Howard the Duck
From Wikipedia, the free encyclopedia
Publisher: Marvel Comics
First appearance: Adventure into Fear #19 (Dec. 1973)
Created by: Steve Gerber and Val Mayerik
In story information
Alter ego: Howard
Team affiliations: Defenders All Night Party
Notable aliases: Son of Satan (former)
Abilities: Master of Quack-Fu
Howard the Duck is a comic book character in the Marvel Comics universe created by writer Steve Gerber and artist Val Mayerik. The character first appeared in Adventure into Fear #19 (Dec. 1973) and several subsequent series have chronicled the misadventures of the ill tempered, anthropomorphic, ''funny animal'' trapped on human dominated Earth.
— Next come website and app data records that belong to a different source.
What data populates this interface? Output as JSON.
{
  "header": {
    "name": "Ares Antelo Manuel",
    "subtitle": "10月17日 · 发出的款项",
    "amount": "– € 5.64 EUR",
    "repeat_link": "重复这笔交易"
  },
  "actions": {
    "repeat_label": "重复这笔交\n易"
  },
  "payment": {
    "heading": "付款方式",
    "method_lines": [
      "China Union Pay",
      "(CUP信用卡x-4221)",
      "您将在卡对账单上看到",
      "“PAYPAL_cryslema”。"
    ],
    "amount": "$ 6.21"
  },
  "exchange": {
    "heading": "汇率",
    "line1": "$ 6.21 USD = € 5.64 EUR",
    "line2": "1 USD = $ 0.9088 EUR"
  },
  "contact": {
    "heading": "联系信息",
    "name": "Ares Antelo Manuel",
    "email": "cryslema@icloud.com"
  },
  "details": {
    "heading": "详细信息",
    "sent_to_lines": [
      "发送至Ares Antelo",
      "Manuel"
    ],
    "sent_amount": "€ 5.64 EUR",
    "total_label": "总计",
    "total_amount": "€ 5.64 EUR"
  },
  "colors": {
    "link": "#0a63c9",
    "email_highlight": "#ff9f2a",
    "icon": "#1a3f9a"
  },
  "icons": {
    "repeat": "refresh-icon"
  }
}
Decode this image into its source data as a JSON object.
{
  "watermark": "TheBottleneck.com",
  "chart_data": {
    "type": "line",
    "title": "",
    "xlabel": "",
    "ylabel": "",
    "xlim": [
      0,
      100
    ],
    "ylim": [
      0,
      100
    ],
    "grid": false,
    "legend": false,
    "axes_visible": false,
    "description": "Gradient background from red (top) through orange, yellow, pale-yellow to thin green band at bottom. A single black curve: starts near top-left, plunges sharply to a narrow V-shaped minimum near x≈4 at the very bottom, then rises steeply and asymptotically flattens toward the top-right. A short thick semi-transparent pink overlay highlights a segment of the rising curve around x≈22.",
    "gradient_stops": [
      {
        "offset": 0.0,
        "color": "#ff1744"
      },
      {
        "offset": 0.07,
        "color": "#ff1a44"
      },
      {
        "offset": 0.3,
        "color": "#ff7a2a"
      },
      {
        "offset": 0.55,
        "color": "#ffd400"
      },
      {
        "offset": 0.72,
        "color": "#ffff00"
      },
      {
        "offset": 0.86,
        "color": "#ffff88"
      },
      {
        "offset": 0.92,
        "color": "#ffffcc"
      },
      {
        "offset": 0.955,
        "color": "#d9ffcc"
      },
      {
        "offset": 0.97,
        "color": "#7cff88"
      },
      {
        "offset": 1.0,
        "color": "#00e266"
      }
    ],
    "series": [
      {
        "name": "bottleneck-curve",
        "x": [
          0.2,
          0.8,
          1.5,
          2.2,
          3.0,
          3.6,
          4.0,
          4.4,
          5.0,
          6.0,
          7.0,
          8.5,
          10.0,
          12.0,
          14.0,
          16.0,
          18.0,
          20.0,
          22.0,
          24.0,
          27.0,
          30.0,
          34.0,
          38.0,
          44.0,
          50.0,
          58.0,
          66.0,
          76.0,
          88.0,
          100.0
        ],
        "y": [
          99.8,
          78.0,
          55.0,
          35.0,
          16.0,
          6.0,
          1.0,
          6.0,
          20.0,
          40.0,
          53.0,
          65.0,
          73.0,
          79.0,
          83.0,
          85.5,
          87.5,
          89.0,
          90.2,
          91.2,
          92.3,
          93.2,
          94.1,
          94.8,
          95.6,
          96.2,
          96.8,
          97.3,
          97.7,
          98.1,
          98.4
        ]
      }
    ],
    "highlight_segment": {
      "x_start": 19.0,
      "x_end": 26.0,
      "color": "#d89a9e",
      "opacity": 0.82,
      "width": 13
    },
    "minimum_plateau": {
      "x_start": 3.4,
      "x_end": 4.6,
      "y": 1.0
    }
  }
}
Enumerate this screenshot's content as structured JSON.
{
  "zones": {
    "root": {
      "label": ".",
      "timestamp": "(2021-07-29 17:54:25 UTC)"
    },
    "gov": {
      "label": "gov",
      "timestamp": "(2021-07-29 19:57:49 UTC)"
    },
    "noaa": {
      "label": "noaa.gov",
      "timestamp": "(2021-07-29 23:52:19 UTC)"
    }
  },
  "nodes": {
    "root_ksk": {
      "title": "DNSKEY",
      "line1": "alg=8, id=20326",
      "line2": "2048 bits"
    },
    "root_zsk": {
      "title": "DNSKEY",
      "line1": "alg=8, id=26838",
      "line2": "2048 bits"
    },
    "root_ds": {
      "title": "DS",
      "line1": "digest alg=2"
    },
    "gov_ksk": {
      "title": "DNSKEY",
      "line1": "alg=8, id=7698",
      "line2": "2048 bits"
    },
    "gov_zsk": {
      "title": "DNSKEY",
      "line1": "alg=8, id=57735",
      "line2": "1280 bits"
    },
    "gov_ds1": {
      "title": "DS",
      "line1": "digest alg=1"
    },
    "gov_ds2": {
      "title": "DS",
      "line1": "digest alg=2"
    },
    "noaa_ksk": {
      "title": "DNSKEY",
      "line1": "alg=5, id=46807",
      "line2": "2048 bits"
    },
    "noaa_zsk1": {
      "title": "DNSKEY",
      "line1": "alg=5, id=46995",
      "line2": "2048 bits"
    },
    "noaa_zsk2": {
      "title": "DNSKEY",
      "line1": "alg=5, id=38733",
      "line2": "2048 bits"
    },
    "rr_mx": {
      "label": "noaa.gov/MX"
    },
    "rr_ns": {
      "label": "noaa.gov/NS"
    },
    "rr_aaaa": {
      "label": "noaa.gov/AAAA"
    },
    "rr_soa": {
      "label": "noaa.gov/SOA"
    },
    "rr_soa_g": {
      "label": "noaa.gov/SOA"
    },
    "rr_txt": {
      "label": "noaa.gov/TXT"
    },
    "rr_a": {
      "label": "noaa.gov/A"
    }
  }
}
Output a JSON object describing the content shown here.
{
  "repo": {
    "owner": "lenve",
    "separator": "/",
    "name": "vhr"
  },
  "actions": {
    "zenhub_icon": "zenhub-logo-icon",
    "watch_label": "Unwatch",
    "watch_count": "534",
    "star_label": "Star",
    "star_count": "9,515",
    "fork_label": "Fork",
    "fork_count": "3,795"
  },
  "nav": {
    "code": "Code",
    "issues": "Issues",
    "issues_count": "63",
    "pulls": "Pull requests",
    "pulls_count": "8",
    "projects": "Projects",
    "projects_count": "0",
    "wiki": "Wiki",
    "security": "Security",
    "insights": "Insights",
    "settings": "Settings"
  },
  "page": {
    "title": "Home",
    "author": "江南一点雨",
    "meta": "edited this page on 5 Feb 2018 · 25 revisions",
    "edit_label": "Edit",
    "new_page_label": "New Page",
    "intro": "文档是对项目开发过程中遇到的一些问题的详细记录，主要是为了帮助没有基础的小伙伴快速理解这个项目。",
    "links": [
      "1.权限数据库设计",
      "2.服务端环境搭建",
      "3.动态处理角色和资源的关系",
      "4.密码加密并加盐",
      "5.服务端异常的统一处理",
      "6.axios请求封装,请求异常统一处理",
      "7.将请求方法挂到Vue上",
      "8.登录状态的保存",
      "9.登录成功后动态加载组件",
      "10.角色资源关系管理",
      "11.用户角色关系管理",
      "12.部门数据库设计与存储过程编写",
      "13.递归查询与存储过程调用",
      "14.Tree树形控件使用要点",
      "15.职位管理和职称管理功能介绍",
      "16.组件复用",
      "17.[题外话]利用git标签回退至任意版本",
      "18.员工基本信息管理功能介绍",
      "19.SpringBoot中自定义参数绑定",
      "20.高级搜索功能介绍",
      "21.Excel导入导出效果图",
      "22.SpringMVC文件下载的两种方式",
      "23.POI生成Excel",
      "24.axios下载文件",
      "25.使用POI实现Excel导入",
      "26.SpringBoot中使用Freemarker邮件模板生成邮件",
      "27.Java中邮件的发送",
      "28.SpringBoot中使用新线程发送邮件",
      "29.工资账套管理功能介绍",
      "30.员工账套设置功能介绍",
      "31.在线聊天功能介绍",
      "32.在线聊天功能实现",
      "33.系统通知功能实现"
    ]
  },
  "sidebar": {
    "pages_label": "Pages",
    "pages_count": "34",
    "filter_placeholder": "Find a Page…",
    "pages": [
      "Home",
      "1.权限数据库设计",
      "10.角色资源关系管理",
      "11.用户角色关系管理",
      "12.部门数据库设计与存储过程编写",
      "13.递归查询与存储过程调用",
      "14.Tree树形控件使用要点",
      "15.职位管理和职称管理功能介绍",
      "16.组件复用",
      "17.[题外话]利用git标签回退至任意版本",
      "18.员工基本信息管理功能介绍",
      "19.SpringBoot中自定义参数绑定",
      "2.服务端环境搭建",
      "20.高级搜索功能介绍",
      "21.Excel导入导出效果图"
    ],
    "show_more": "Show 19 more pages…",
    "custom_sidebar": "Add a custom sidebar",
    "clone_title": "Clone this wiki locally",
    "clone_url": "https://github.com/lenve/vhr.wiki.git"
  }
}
Howard's adventures are generally social satires, and also often parodies of genre fiction with a metafictional awareness of the medium.
Howard the Duck was created in 1973 by Steve Gerber and Val Mayerik in Adventure into Fear as a secondary character in that comic's Man Thing feature. He graduated to his own backup feature in Giant Size Man Thing, confronting such bizarre horror parody characters as the Hellcow and the Man Frog, before acquiring his own comic book title with Howard the Duck #1 in 1976.
Gerber wrote 27 issues of the series, illustrated by a variety of artists, beginning with Frank Brunner, who left because he considered Howard a cartoon in the real world, which Gerber did not, with Gene Colan eventually becoming the regular penciller. The series gradually developed a substantial cult following, possibly amplified by Howard's entry into the 1976 U.S. presidential campaign under the auspices of the All Night Party (an event later immortalized in a brief reference in Stephen King's The Tommyknockers). Marvel attempted a spin off with a short lived Howard the Duck newspaper strip from 1977 to 1978, at first written by Gerber and drawn by Colan and Mayerik, later written by Marv Wolfman and drawn by Alan Kupperberg.
Gerber gained a degree of creative autonomy when he became Howard the Duck's editor in addition to his writing duties (as evidenced by the credits on later issues), which was unusual for mass market comics writers of the time, and the stories became increasingly experimental. At one point, unable to meet the deadline for his regular script, Gerber substituted an entire issue of text pieces and illustrations satirizing his own difficulties as a writer. One of those illustrated text pieces inspired Gerber's Vertigo series Nevada.
In 1978, the writer and publisher clashed over issues of creative control, and Gerber was abruptly removed from the series. This was the first highly publicized creator's rights case in American comics, and attracted support from major industry figures, some of whom created homage/parody stories with Gerber to dramatize the case; these included Destroyer Duck with Jack Kirby. Disney also threatened to sue Marvel for infringing Donald Duck's copyright and enforced a different design, including the use of pants (as seen in the movie and some later comics).
The series continued for four more issues with stories by Marv Wolfman, Mary Skrenes, Mark Evanier, and Bill Mantlo. Gerber returned briefly to write, though not plot, #29 as part of a contract fulfillment. Harvey Pekar, himself a Cleveland resident, was mentioned as a possible replacement for Gerber, but he was unavailable, and nothing came of it.
Issue #31, dated May 1979, announced on its letters page that it would be the final issue of Howard the Duck as a color comic. Marvel then relaunched the series that year as a bimonthly magazine, with scripts by Mantlo, art by Colan and Michael Golden and unrelated backup features by others; this series was canceled after nine issues. Articles in these issues claimed that Howard was Mayerik's idea, though this is contrary to statements by both Gerber and Mayerik (it would, however, conform to the ''Marvel way'' of comics creation art first akin to Kirby's creation of Silver Surfer without initial input from Stan Lee). The first story of issue #9, written by Bill Mantlo, had Howard walk away from Beverly, and what happened to him next was documented in a story by Steve Skeates the same issue. Steven Grant followed this with a story in Bizarre Adventures #34, in which the suicidal Howard is put through a parody of It's a Wonderful Life.
The original comic book series reappeared in early 1986 with issue #32, written by Grant. Issue #33, a parody of Bride of Frankenstein, written by Christopher Stager, appeared nine months later, along with a three issue adaptation of the movie.